• Records from a dataset:

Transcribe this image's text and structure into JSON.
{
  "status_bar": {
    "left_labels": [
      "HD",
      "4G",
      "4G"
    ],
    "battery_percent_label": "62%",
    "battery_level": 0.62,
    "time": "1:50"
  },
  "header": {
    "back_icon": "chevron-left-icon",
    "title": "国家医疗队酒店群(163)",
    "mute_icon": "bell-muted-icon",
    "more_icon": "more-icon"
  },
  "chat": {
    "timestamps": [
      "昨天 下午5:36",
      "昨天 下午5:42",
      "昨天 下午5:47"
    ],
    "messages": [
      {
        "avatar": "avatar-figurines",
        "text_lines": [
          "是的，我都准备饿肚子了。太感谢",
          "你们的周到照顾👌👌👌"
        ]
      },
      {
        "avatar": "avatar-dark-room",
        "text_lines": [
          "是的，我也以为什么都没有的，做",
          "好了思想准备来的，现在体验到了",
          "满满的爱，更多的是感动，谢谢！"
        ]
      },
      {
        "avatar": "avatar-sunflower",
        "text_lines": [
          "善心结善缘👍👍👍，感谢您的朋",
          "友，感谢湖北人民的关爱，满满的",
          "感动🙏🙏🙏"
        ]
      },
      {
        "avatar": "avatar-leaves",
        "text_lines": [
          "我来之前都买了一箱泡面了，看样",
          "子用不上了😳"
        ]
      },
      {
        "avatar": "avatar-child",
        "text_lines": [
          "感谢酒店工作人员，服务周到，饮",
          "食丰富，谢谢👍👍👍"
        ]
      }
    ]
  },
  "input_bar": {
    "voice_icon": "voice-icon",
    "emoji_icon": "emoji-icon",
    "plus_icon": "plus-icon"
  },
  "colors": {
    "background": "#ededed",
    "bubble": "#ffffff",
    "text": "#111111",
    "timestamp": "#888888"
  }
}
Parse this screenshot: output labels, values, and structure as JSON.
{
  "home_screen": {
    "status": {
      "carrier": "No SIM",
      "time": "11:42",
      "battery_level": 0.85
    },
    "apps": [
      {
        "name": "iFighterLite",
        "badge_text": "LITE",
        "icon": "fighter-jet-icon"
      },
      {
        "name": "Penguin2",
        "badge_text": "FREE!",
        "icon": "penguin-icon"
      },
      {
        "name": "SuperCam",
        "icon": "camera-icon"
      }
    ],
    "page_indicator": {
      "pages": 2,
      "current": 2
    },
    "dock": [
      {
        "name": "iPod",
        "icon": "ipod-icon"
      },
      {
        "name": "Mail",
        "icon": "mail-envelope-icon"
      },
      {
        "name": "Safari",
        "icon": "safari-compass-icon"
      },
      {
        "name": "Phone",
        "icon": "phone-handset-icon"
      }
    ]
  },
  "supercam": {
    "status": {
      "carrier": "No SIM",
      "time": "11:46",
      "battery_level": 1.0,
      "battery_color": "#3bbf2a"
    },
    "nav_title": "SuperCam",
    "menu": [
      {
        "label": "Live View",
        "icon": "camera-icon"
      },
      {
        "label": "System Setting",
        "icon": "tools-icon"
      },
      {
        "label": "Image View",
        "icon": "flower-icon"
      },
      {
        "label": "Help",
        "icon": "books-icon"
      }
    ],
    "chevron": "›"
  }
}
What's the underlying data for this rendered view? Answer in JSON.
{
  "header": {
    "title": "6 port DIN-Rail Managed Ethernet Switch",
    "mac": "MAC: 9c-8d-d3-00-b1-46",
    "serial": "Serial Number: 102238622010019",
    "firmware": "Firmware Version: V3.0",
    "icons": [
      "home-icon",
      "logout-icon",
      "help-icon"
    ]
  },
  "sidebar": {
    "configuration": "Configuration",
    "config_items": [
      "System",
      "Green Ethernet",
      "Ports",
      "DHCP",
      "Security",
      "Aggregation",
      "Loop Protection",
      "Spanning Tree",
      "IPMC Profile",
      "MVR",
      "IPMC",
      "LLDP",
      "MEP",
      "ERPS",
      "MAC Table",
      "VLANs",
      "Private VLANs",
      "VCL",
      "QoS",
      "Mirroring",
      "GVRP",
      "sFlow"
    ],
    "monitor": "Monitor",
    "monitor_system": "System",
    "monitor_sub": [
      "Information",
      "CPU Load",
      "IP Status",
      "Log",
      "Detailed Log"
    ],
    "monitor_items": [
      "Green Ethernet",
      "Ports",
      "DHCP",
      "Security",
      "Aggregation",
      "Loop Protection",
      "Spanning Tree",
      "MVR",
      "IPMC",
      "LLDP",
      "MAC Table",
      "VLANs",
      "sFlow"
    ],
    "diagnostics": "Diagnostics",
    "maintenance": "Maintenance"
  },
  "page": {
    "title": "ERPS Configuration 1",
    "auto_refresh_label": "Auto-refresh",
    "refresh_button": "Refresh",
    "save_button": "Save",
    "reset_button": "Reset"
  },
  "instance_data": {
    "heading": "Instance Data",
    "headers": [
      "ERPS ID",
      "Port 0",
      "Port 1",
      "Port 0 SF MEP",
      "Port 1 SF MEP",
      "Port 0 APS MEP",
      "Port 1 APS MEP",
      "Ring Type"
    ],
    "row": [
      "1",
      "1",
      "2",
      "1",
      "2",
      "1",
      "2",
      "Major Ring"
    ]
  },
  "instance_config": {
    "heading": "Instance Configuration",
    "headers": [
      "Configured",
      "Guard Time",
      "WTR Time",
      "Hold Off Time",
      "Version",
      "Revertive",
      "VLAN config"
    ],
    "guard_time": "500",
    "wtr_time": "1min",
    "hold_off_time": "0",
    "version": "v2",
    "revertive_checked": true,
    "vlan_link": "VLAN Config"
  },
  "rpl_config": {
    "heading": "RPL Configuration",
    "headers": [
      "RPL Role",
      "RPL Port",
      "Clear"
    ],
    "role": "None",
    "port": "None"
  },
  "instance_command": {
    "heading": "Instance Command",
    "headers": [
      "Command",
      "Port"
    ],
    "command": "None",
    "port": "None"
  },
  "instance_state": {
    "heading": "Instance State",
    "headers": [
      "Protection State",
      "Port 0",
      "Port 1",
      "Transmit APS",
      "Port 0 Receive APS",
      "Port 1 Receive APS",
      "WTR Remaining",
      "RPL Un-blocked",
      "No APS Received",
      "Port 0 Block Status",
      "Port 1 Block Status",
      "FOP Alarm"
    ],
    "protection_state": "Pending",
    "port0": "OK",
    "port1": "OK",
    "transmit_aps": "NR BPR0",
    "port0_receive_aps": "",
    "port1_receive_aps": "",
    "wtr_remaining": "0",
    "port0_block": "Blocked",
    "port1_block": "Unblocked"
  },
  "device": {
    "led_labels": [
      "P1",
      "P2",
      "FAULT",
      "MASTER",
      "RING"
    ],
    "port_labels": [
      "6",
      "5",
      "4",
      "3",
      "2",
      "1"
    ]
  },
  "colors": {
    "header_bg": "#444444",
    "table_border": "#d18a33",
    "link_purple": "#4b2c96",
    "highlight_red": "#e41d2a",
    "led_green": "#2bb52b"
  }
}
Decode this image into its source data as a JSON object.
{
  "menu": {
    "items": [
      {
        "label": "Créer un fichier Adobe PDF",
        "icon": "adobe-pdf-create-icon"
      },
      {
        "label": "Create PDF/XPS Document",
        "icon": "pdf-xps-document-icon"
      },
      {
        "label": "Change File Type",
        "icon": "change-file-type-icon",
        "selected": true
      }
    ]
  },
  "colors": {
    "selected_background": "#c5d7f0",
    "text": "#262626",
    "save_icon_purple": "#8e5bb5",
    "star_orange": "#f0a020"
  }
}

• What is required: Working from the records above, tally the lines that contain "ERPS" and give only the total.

• Task answer: 3